Sartre and the Phenomenology of Pain: A Closer Look


  • Jacob Saliba Boston College

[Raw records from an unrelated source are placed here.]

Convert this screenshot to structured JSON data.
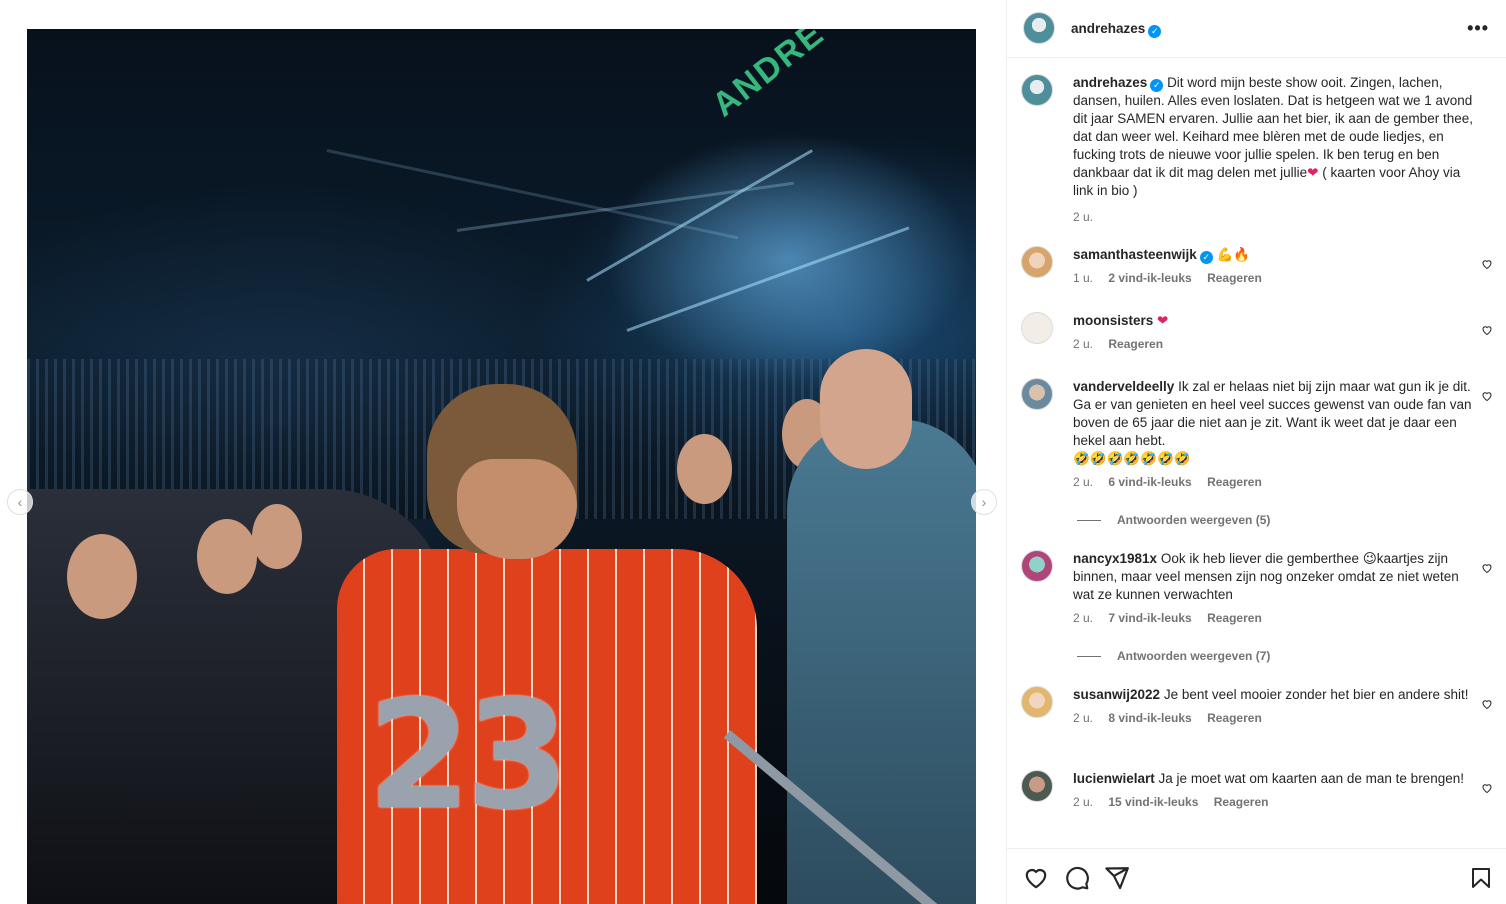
{
  "post": {
    "author": "andrehazes",
    "verified": true
  },
  "photo": {
    "stage_text": "ANDRÉ",
    "jersey_number": "23"
  },
  "caption": {
    "username": "andrehazes",
    "text": "Dit word mijn beste show ooit. Zingen, lachen, dansen, huilen. Alles even loslaten. Dat is hetgeen wat we 1 avond dit jaar SAMEN ervaren. Jullie aan het bier, ik aan de gember thee, dat dan weer wel. Keihard mee blèren met de oude liedjes, en fucking trots de nieuwe voor jullie spelen. Ik ben terug en ben dankbaar dat ik dit mag delen met jullie",
    "emoji": "❤",
    "text_after": " ( kaarten voor Ahoy via link in bio )",
    "time": "2 u."
  },
  "comments": [
    {
      "username": "samanthasteenwijk",
      "verified": true,
      "text": "💪🔥",
      "time": "1 u.",
      "likes": "2 vind-ik-leuks",
      "reply": "Reageren"
    },
    {
      "username": "moonsisters",
      "verified": false,
      "text": "❤",
      "time": "2 u.",
      "likes": "",
      "reply": "Reageren"
    },
    {
      "username": "vanderveldeelly",
      "verified": false,
      "text": "Ik zal er helaas niet bij zijn maar wat gun ik je dit. Ga er van genieten en heel veel succes gewenst van oude fan van boven de 65 jaar die niet aan je zit. Want ik weet dat je daar een hekel aan hebt.",
      "emoji_line": "🤣🤣🤣🤣🤣🤣🤣",
      "time": "2 u.",
      "likes": "6 vind-ik-leuks",
      "reply": "Reageren",
      "view_replies": "Antwoorden weergeven (5)"
    },
    {
      "username": "nancyx1981x",
      "verified": false,
      "text": "Ook ik heb liever die gemberthee 😉kaartjes zijn binnen, maar veel mensen zijn nog onzeker omdat ze niet weten wat ze kunnen verwachten",
      "time": "2 u.",
      "likes": "7 vind-ik-leuks",
      "reply": "Reageren",
      "view_replies": "Antwoorden weergeven (7)"
    },
    {
      "username": "susanwij2022",
      "verified": false,
      "text": "Je bent veel mooier zonder het bier en andere shit!",
      "time": "2 u.",
      "likes": "8 vind-ik-leuks",
      "reply": "Reageren"
    },
    {
      "username": "lucienwielart",
      "verified": false,
      "text": "Ja je moet wat om kaarten aan de man te brengen!",
      "time": "2 u.",
      "likes": "15 vind-ik-leuks",
      "reply": "Reageren"
    }
  ],
  "icons": {
    "more": "more-options-icon",
    "like": "heart-icon",
    "comment": "comment-icon",
    "share": "share-icon",
    "save": "bookmark-icon",
    "prev": "chevron-left-icon",
    "next": "chevron-right-icon"
  },
  "colors": {
    "verified": "#0095f6",
    "muted_text": "#737373",
    "heart_red": "#e0245e"
  }
}
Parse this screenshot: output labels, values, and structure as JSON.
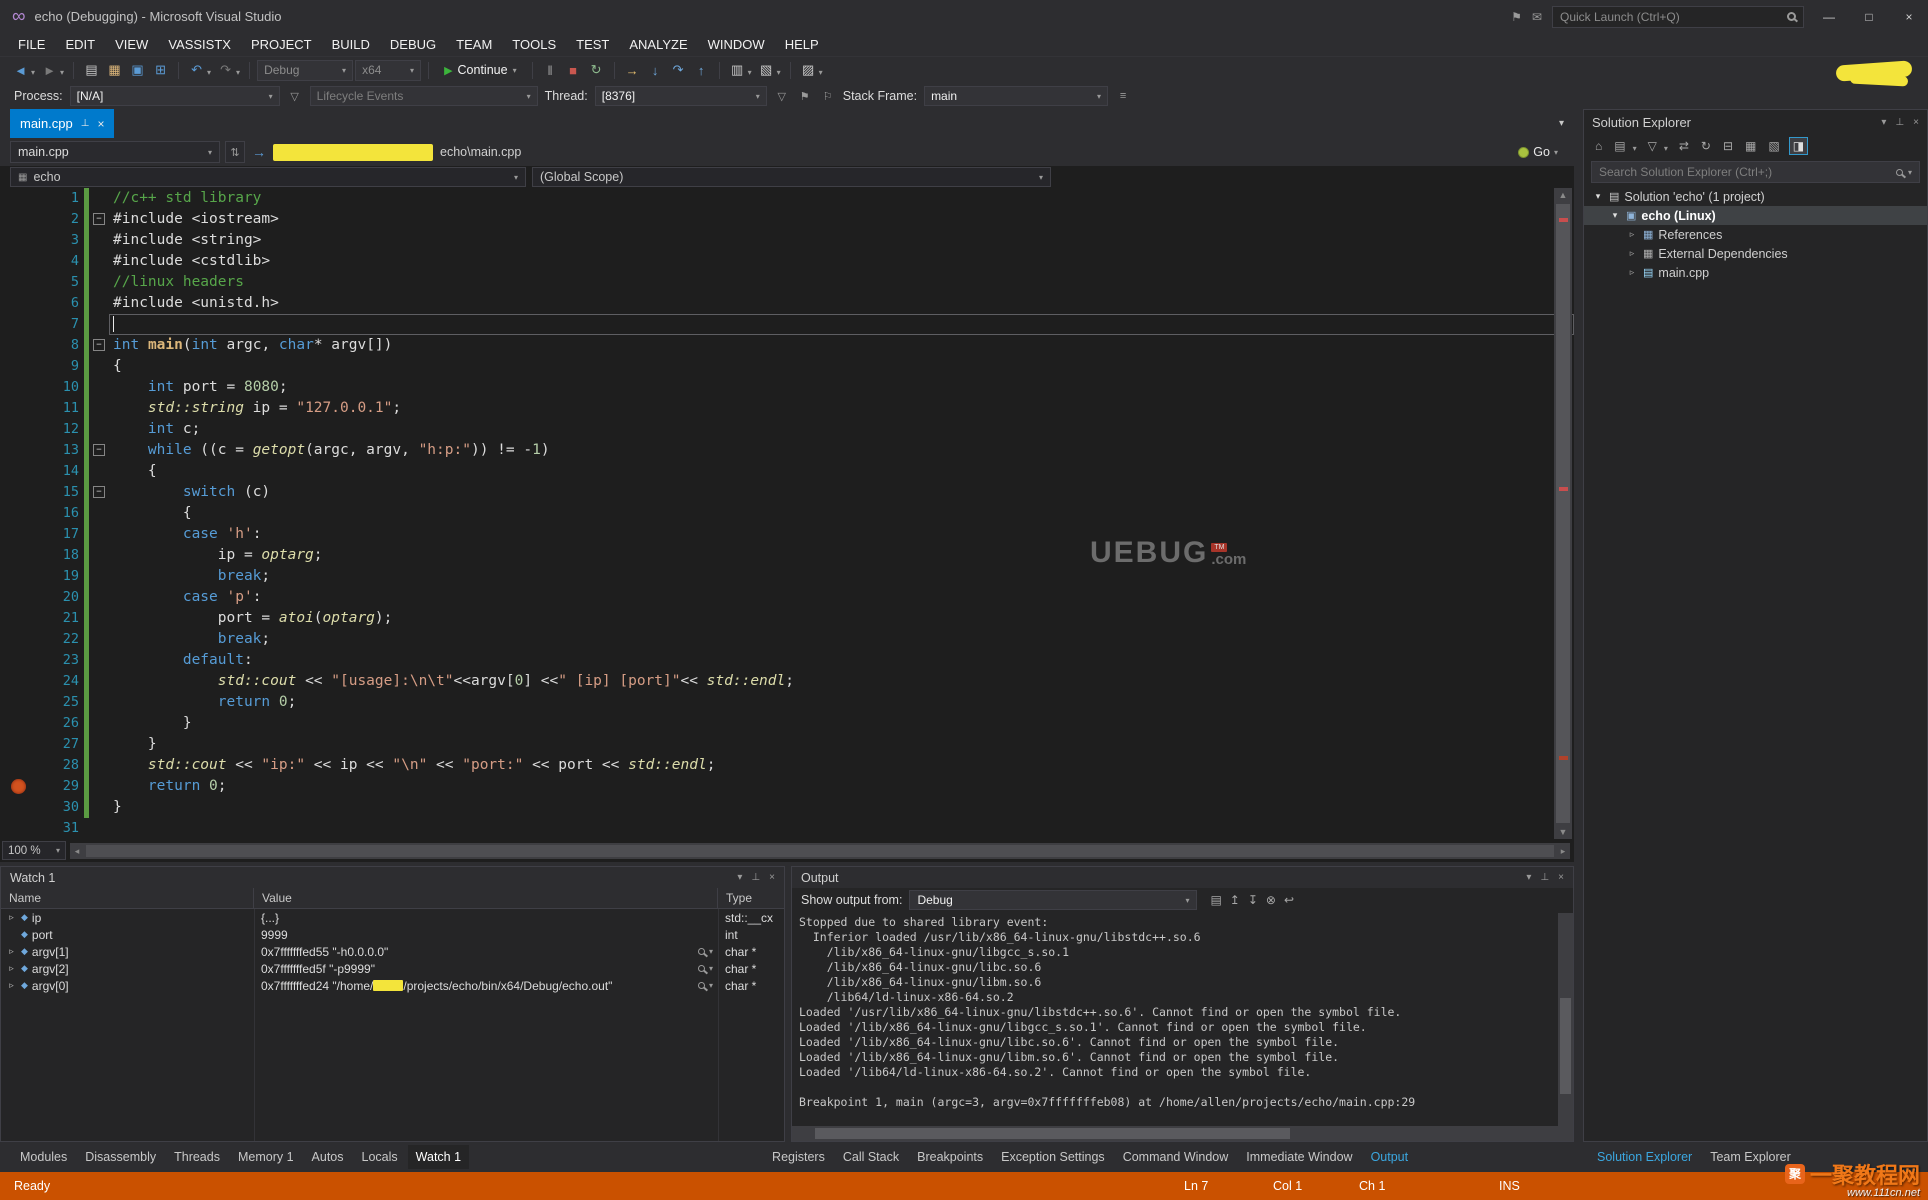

Conventionally distinguished as a problem for medical professionals, experiences of embodied pain have prompted a significant set of themes and perspectives in the Continental tradition of philosophy. The discipline of phenomenology, in particular, offers thought-provoking approaches for understanding the fullness and diversity of living one’s pain in everyday life. In contrast to scientific practices that tend to take for granted the subjective structures of human consciousness in action, the phenomenological framework of lived experience offers profoundly subtle accounts for explaining how a person’s pain alters their ways of relating to themselves, to others, and to the wider world around them. In recent years, scholars of phenomenology have undertaken extensive research on the complex relationality between health and human consciousness, including the behavioral grids and existential textures that come with that relationship. Greatly influenced by twentieth century phenomenology, this new development in the scholarship has undergone three distinct waves. The first wave focused on the work of Martin Heidegger and Hans-Georg Gadamer to develop a hermeneutic of healthcare practice; the second wave incorporated Maurice Merleau-Ponty to understand illness from an increasingly carnal point of view; and the third and most recent wave has relied primarily on Edmund Husserl to construct the intentionality involved with the consciousness of pain.